By Mike Stone
WASHINGTON (Reuters) – The computer-based logistics system of the F-35 stealth fighter jet made by Lockheed Martin <LMT.N>, which has been plagued by delays, will be replaced by another network made by the same company, a Pentagon official said on Tuesday.
The Autonomic Logistics Information System (ALIS) was designed to underpin the F-35 fleet’s daily operations, ranging from mission planning and flight scheduling to repairs and scheduled maintenance, as well as the tracking and ordering of parts.
Ellen Lord, the Pentagon’s chief weapon’s buyer, said ALIS would be replaced with Lockheed Martin’s Operational Data Integrated Network (ODIN), which will be streamlined for efficiency “with the voice of the maintainer and the pilots at the forefront of the requirements list.”
Lord told Reuters outside a closed-door briefing to U.S. Congress that Lockheed Martin, the F-35’s prime contractor, would work on ODIN under the current ALIS funding profile without additional cost to the taxpayer.
The Government Accountability Office (GAO) had estimated that ALIS would have cost more than $16.7 billion over its multi-decade “life cycle”.
ALIS was blamed for delaying aircraft maintenance, one of the very things it was meant to facilitate.
“One Air Force unit estimated that it spent the equivalent of more than 45,000 hours per year performing additional tasks and manual workarounds because ALIS was not functioning as needed,” the GAO said in a November report.
By December 2022, ODIN will have replaced ALIS in all F-35s except those deployed remotely or on ships, Lord said.
John Garamendi (D-CA), Chair of the House Armed Services Committee’s Readiness Subcommittee, called two years “a very tight time frame.”
“We cannot wait until there is a functioning ODIN to work on the other sustainment issues with the jet,” he said in an interview after Tuesday’s hearing. The F-35 has drawn criticism for having a higher than hoped for cost per flying hour.
ODIN will be based in the cloud and designed to deliver data in near real time on aircraft and system performance under heightened cyber security provisions, Lord said.
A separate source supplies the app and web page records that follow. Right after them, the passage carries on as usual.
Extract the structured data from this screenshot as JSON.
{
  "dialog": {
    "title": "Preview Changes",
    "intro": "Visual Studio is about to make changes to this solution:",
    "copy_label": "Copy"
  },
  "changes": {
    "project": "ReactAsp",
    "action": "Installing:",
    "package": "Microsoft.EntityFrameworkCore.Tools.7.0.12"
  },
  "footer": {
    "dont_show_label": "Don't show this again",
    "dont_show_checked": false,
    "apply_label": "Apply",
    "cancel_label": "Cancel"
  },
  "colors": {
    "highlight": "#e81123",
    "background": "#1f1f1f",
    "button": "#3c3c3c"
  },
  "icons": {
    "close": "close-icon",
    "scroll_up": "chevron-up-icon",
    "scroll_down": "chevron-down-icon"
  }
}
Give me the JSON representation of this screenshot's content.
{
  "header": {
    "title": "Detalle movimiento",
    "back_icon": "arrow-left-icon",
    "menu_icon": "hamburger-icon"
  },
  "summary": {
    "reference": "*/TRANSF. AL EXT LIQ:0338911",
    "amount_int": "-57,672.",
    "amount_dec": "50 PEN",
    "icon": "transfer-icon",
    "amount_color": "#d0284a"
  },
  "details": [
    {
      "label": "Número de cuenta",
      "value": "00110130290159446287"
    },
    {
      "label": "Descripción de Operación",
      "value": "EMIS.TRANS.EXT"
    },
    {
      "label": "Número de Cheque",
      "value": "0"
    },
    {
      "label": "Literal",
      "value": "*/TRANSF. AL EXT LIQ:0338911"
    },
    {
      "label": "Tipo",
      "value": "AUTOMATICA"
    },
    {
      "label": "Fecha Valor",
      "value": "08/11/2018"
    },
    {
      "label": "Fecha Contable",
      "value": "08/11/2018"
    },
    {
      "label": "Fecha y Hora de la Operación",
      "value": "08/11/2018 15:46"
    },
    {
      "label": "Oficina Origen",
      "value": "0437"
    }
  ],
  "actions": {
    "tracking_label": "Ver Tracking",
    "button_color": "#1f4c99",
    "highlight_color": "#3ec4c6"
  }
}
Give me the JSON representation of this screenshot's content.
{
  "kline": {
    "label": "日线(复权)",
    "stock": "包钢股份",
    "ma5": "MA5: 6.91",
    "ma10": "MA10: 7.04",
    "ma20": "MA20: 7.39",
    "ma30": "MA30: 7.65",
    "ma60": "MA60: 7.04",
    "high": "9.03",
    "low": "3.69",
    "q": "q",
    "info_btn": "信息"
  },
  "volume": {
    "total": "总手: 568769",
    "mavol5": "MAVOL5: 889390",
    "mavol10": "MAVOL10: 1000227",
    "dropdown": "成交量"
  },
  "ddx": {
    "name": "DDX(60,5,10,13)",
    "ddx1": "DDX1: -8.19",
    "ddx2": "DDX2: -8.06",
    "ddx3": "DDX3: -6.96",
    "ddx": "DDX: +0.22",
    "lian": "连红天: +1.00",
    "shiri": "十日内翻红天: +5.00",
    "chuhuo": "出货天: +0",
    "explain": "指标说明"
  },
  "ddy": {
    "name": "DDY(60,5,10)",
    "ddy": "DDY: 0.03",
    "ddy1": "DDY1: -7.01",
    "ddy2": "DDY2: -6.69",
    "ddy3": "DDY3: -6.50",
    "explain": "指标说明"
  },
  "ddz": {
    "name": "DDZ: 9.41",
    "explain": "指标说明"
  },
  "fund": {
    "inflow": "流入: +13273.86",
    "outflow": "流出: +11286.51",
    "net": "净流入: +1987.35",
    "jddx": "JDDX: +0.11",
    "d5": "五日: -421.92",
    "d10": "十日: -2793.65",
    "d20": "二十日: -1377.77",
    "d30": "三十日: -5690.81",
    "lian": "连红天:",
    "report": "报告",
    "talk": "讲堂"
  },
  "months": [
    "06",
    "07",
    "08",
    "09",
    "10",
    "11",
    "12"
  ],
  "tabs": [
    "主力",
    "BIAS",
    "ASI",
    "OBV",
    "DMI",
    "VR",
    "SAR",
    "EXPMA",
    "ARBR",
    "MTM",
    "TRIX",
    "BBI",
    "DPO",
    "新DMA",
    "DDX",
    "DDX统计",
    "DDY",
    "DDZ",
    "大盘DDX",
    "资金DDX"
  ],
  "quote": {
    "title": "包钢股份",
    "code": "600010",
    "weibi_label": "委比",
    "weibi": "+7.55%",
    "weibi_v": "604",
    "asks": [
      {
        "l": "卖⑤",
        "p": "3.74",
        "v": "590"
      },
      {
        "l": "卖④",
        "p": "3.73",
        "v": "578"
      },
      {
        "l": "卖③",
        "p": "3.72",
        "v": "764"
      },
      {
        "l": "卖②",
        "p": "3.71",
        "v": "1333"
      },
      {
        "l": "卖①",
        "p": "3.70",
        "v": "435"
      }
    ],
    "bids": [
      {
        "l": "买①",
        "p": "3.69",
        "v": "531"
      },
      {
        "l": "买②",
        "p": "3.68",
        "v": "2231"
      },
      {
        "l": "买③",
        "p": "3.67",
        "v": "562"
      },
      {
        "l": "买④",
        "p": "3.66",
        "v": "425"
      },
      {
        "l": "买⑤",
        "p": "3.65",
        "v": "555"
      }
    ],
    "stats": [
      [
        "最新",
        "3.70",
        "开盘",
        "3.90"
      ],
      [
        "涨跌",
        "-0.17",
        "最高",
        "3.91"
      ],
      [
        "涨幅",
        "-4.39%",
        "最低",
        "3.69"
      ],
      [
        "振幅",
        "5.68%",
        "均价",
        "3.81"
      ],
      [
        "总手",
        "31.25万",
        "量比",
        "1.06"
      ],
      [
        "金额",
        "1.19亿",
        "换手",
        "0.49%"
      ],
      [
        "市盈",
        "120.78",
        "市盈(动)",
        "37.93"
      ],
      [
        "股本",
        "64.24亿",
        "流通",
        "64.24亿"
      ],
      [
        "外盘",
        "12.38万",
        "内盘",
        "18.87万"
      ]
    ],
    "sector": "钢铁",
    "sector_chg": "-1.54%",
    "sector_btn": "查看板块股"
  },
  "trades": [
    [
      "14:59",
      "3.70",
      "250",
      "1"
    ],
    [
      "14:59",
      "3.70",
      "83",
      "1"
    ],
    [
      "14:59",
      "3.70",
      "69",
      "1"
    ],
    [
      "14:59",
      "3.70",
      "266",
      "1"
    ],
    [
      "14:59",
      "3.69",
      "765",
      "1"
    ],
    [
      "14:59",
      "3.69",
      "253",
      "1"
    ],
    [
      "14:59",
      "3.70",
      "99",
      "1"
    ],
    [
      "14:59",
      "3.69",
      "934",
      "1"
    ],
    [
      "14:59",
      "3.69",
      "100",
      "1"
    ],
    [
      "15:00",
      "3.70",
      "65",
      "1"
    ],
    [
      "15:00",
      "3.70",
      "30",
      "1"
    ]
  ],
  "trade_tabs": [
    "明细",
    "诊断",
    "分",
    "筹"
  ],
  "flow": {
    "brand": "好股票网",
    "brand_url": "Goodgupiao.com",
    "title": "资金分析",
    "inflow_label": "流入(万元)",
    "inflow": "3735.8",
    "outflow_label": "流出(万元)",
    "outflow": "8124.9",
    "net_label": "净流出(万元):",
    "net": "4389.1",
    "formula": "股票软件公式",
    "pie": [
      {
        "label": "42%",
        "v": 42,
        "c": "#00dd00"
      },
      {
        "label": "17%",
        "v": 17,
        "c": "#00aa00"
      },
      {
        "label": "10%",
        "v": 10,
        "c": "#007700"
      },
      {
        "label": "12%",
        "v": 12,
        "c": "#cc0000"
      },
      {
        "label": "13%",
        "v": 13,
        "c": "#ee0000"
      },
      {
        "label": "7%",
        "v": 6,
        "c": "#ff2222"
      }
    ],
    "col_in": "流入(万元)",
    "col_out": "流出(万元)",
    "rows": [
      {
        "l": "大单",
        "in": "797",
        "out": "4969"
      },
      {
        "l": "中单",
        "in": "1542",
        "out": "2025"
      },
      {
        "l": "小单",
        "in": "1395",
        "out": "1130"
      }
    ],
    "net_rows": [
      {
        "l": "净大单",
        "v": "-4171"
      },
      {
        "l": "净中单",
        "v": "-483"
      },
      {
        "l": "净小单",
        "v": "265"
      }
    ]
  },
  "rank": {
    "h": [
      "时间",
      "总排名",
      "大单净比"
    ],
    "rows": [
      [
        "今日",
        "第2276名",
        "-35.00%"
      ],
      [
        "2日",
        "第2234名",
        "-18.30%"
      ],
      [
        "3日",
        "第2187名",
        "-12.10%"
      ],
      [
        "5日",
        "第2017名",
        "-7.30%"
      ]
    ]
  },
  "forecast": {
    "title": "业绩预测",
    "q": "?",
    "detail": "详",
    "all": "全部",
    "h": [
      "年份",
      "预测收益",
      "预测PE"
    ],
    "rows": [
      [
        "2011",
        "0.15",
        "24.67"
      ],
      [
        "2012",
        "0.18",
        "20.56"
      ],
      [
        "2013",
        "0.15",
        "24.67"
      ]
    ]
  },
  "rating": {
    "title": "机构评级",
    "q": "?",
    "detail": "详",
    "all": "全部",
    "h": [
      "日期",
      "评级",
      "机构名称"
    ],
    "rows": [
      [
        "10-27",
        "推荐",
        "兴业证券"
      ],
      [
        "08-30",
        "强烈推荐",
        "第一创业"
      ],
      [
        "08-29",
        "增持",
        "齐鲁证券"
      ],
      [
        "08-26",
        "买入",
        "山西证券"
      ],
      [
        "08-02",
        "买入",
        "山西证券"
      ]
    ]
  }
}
“We have heard our maintainers on the flight lines loud and clear when they say they want to spend less time on administrative maintenance on ALIS,” she said.
(Reporting by Mike Stone; Editing by Sonya Hepinstall)